Saturday, 20 July 2013

My very first attempt at making a model car.

My inspiration for this project was a tutorial in a leaflet by Deluxe Materials - a specialist British manufacturer of modelling adhesives and scenic products. I recreated the tutorial here on the Hobbies blog in the hope that other people might come up with new ways to use the Scenic Rust product, or even to try building a model car kit for the first time as I am doing.

I couldn't get hold of the 1949 Ford used in the original tutorial, and similarly you may struggle to obtain the '66 Shelby car that I've used here, but the beauty of the tutorial is that you can use any car, truck, tractor or World War 2 tank that you think would look great as an end display or in a  diorama. Try the racing car version of the Shelby Cobra, which would look excellent.
A good place to find a bargain model is the Hobbies Special Offer page where there are lots of genuine 'cut-price' plastic model kits for sale.

 The first thing I noticed upon picking up the instructions is that they are still painfully basic and you still have to scan through the text to find the necessary English parts.

Next I noticed that the 'Paints used' page listed a lot more different colours than are mentioned on the outside of the box. Some of the paints have to be mixed together to produce the required colour. In fact the main Blue colour of the Shelby is a mixture of 3 different colour paints: 30% Ultramarine Blue; 20% Metallic Steel, and 50% White Gloss. I must admit doing this gave me more of a feeling that I was producing a Masterpiece, rather than just a Paint-by-numbers.


I started locating the numbered pieces, taking them from the frame and trimming any surplus plastic. Then I started painting a couple of the pieces as per the instructions.

I am a little embarassed to admit that I didn't quite 'get' how the recommended Revell Contacta Glue works. I cut the end off the long blue nozzle not realizing that part is actually a cap that protects and seals the thin glue dispensing tube inside. I had to mend the cap to stop the glue from drying out, but no harm done.
Some parts are glued together, while others, such as the wheels, snap together. I found it necessary to paint some parts leaving them to dry for a couple of hours before painting or gluing to the adjacent parts.

I don't have the steadiest hand, and for painting small, fiddly parts I would have found it invaluable to use a Light Craft daylight magnifying lamp which is on my shopping list for my next project. 

It was confusing seeing only one seat mentioned in the instructions . I discovered later that the parts 'shaded out' in the instruction leaflet are not used. Seems likely that the same frame is used for a different version or model of the car.

It was surprising how adding the painted drivers seat and steering wheel breathed some life into the model. Around this point I started to feel hope for the end result. 
Unfortunately disaster was about to strike !!!

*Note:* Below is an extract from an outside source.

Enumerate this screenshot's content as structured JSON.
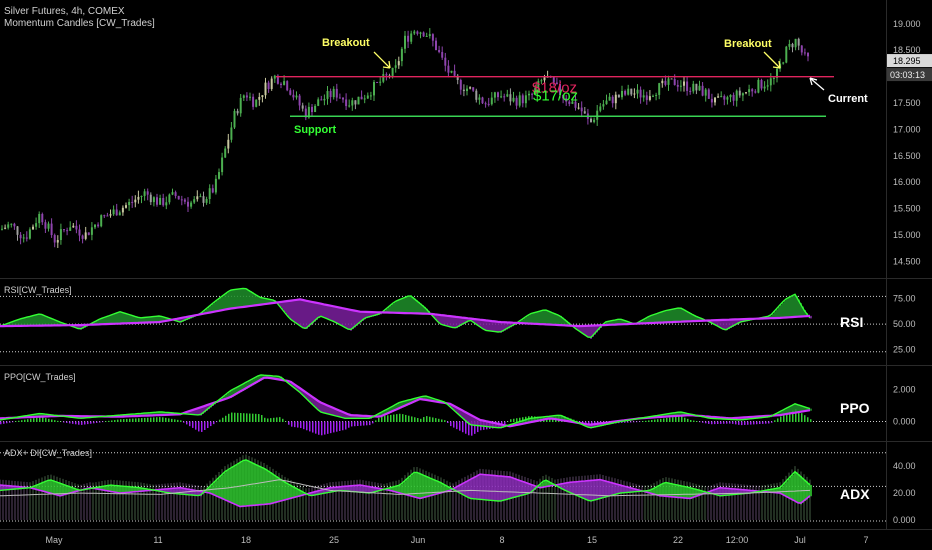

Nowhere is it mentioned that if you get either paint cleaner or glue on your model car's windscreen is it going to 'fog up' so you can't see through, totally destroying the model.
Fortunately, with a bit of lateral thinking, I realised that this effect is perfect for the end result I was going for, which is a rusty old banger with dents, scratches. So I kept going in the knowledge this would make the model look as if it had condensation inside the windows

Using decals for the first time was nerve wracking but surprisingly easy. A quick soak in water and the transfers simply slide off the paper and onto the model, and give you a few seconds to make adjustments. The decal trim on the outside of the car tyres was particularly pleasing, giving a realistic look to the wheels.


I only had a couple of instances where I glued parts onto the wrong sections because I hadn't understood where the arrows in the instruction leaflet were pointing. A couple of hours of head scratching and a solution presents itself eventually, often with the accompanying Homeresque cry of 'Doh!!!' 
There really is no better alternative than to read and reread the instructions until you understand them, even though my male brain always says otherwise.

After applying the final decals on the car body, the model is finished and would normally be ready for display.

Now to apply the rust and ageing effects . . .

1 comment :

  1. Good work,it does look a bit like a used car.One tiny note.Top left corner of the windshield,is there a glitch there,as if the windshield is not quite attached?